• _EXERCISE DIRECTIONS_
For the entries below, state how many lines contain the word "subtitle" and add nothing else.

--- --- ---

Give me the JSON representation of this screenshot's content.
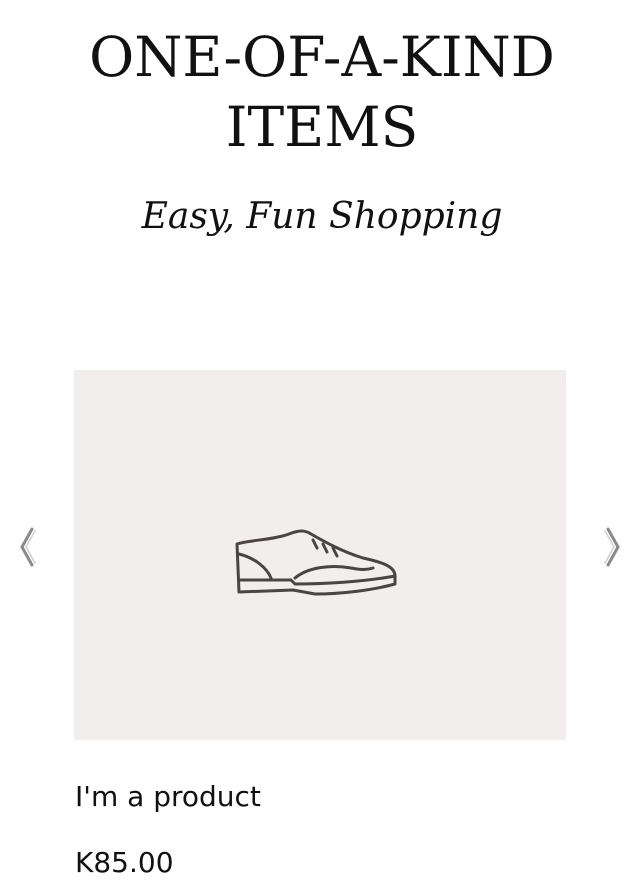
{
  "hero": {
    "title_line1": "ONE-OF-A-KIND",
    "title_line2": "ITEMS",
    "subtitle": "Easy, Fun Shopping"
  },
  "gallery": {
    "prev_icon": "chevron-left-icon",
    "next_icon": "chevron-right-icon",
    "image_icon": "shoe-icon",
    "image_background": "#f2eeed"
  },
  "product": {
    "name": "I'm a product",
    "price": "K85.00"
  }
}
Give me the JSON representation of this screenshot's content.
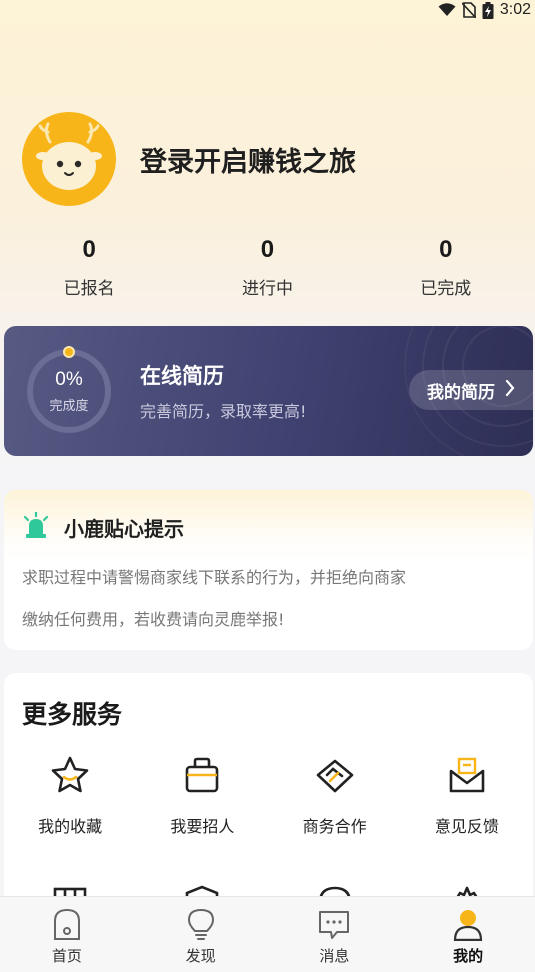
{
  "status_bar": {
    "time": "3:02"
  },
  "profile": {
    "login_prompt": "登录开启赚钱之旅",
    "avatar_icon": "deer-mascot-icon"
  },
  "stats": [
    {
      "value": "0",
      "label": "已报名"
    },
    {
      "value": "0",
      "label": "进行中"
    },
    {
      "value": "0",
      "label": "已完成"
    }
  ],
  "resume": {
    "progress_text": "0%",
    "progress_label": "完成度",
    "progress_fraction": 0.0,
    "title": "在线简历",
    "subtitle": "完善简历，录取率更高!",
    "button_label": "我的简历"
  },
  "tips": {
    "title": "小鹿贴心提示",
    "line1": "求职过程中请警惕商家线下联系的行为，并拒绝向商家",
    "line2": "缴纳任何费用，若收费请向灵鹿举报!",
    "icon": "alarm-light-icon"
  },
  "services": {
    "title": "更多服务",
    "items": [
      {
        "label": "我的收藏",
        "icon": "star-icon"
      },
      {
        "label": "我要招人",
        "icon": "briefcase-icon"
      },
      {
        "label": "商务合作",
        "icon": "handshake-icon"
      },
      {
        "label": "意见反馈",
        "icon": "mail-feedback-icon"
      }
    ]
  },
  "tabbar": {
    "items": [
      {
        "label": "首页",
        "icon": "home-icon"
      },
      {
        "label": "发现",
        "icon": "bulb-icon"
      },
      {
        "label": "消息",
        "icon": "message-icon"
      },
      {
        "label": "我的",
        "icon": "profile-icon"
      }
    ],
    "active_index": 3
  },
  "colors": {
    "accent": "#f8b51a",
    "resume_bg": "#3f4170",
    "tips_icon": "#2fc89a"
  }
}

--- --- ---

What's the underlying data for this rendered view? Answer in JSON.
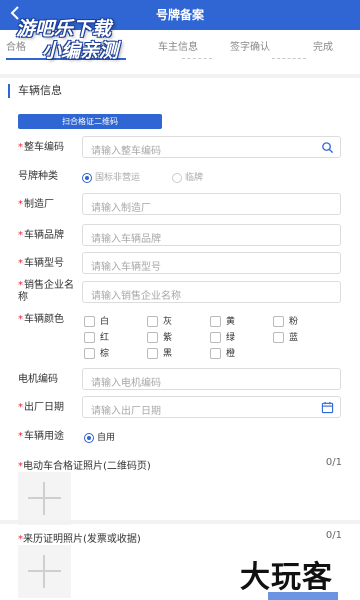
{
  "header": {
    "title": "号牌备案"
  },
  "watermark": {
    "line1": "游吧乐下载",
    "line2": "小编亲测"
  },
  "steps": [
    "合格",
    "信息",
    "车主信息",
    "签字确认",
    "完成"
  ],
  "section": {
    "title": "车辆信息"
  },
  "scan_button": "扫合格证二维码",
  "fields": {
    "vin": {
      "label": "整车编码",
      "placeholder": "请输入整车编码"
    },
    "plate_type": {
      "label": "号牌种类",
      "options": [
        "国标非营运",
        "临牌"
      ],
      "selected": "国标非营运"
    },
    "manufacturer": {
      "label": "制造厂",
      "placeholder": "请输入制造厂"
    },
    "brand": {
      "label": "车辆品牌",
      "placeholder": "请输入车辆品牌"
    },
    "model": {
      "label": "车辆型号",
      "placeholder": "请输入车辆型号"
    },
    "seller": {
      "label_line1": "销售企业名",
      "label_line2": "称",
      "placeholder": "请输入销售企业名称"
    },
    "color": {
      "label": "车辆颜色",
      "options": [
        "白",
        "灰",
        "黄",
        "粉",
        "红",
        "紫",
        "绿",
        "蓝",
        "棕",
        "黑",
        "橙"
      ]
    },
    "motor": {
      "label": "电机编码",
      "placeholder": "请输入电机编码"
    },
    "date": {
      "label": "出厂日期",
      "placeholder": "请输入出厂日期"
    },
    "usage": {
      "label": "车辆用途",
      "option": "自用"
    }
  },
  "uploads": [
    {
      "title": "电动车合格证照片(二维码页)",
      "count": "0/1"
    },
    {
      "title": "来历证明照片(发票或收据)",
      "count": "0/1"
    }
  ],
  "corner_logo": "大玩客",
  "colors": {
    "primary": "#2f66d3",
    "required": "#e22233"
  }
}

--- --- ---

• _ANSWER TO THE PROBLEM_
2